As you can see Garza was not afraid to throw first pitch breaking balls, second pitch breaking balls and really kept people guessing after that first inning. Because of this Garza was able to get eight swinging strikes and fool quite a few hitters including Eljiah Dukes, who went down swinging in his second at-bat after lacing a double in his first.

Don't get me wrong 116 pitches, seven hits, three runs and four walks in 5.2 innings isn't something to get excited over, but some nights pitchers don't have their "A" game. Admittedly, Garza did not have his last night. However, unlike last year where he would've self destructed after a three run 34-pitch first inning, Garza battled himself and used his inner crane to "gut" out the rest of the game. It wasn't quietly Shiedsian because Shields would've somehow gone eight innings, but it was a step in the right direction for Garza.
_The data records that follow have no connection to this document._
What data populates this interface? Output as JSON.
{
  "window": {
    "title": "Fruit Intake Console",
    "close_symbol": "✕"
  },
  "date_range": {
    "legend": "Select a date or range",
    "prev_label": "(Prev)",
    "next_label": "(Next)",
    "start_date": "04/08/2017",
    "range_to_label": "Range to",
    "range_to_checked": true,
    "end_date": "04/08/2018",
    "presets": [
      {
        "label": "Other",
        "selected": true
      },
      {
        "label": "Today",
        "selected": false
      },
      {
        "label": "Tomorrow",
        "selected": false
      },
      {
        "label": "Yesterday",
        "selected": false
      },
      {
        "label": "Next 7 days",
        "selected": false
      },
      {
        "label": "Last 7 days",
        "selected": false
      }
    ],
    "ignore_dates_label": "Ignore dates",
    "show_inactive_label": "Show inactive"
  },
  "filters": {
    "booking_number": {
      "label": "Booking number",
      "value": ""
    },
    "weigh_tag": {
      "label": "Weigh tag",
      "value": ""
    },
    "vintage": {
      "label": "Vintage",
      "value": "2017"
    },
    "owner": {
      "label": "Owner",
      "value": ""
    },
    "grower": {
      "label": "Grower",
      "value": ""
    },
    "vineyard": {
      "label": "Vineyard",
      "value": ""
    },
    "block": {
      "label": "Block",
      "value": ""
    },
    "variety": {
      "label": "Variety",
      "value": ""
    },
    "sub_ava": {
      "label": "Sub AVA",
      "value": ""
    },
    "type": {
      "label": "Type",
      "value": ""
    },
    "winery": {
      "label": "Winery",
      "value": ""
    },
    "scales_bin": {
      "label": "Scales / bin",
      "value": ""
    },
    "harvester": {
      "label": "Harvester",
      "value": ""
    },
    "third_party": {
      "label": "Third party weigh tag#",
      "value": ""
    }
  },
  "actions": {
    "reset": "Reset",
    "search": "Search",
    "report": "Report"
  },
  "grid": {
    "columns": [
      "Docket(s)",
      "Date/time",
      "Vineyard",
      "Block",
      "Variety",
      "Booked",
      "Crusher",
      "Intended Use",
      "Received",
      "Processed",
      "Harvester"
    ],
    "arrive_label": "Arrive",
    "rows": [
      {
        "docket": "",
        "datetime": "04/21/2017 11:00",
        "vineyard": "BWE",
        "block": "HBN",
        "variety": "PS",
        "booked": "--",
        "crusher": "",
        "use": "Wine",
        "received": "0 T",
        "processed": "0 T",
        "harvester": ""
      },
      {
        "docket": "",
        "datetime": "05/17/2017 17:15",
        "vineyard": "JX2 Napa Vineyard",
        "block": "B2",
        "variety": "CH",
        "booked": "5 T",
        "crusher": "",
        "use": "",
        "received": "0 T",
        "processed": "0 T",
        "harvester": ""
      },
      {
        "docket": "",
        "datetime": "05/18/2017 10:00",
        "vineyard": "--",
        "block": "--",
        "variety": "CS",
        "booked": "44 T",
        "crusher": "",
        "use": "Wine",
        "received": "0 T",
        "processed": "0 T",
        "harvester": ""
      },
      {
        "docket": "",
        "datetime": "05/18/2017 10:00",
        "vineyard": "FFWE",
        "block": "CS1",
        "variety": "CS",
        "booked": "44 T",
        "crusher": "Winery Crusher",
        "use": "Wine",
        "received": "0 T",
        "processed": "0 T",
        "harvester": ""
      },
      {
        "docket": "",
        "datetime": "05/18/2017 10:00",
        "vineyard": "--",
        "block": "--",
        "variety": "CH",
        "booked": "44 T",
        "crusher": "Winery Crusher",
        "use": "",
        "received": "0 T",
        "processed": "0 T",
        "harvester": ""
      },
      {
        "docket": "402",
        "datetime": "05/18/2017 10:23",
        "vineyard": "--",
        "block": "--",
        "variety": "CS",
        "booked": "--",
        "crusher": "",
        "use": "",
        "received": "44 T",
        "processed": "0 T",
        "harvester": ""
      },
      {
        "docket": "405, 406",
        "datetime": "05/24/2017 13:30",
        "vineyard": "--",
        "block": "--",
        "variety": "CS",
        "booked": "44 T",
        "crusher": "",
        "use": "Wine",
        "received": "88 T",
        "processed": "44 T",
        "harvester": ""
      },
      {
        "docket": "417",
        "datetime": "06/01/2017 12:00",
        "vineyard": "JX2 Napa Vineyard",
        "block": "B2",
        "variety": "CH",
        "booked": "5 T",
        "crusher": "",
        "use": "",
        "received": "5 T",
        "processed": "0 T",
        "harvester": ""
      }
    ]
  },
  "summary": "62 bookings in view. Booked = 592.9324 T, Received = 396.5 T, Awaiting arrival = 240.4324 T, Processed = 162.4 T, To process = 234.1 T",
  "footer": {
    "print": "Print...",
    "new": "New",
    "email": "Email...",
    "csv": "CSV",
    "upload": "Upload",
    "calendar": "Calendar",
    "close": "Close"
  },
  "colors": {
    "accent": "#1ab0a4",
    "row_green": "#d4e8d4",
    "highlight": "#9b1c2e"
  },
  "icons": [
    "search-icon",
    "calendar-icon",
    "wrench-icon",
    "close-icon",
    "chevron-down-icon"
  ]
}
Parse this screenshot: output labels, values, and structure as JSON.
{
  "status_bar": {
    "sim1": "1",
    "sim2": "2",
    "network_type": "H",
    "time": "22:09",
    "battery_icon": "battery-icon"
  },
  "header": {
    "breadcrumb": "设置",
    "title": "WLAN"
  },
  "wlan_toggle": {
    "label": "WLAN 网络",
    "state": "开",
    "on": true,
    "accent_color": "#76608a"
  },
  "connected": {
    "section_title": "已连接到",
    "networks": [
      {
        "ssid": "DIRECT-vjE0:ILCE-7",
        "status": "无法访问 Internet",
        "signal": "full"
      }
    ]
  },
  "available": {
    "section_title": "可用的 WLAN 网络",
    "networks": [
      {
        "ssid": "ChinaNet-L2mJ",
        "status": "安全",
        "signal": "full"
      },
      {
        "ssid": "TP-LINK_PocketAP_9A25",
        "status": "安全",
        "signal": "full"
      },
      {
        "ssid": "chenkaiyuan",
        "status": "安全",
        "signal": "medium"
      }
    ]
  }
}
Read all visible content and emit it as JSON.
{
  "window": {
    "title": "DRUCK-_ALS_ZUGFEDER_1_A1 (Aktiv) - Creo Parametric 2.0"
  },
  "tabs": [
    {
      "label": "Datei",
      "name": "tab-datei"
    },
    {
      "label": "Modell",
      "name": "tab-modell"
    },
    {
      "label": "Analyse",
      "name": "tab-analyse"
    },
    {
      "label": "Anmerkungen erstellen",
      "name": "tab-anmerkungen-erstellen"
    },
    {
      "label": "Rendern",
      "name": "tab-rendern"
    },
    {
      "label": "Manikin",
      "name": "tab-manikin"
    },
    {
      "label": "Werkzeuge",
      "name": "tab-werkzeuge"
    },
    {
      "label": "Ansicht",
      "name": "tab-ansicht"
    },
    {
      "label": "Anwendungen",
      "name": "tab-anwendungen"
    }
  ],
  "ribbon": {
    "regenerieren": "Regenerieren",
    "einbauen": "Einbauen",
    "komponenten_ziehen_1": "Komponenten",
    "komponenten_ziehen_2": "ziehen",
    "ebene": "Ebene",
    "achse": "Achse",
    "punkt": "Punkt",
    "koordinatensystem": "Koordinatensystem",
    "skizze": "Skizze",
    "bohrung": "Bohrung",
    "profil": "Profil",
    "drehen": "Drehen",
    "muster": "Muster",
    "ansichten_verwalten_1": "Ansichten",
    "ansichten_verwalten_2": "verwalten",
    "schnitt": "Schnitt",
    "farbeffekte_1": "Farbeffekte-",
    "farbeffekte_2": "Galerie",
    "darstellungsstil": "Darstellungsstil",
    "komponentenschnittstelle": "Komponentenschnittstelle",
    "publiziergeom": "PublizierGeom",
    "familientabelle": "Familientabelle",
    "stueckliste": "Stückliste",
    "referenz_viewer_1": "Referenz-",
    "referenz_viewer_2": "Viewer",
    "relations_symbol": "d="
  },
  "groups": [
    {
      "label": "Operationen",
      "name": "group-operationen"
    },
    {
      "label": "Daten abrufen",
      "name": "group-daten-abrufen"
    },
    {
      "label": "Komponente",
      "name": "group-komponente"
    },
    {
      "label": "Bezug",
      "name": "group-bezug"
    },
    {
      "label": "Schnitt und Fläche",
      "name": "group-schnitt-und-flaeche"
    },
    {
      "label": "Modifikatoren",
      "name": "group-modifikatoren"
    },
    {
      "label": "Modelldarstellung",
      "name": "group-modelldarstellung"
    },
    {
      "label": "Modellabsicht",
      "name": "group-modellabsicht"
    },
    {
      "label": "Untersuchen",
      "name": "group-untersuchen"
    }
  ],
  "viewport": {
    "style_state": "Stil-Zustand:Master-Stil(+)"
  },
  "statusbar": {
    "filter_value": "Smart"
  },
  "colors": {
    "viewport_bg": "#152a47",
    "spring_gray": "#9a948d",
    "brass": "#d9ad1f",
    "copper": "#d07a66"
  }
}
I'd also like to give a hat tip to the Rays bullpen, which was once again called up to pick up their starter and hold down the other team. Joe Nelson, Dan Wheeler and J.P. Howell combined to hold Washington scoreless over the final 3.1 innings of the game and allowed just two base runners after Garza's exit. I still don't understand the removal of Nelson for Wheeler, but whatever it worked. The bullpen has now put together 17 straight scoreless innings. We are always quick to point out the flaws, but it's time to give a little hand to the pen which has really been the team's strong point this week.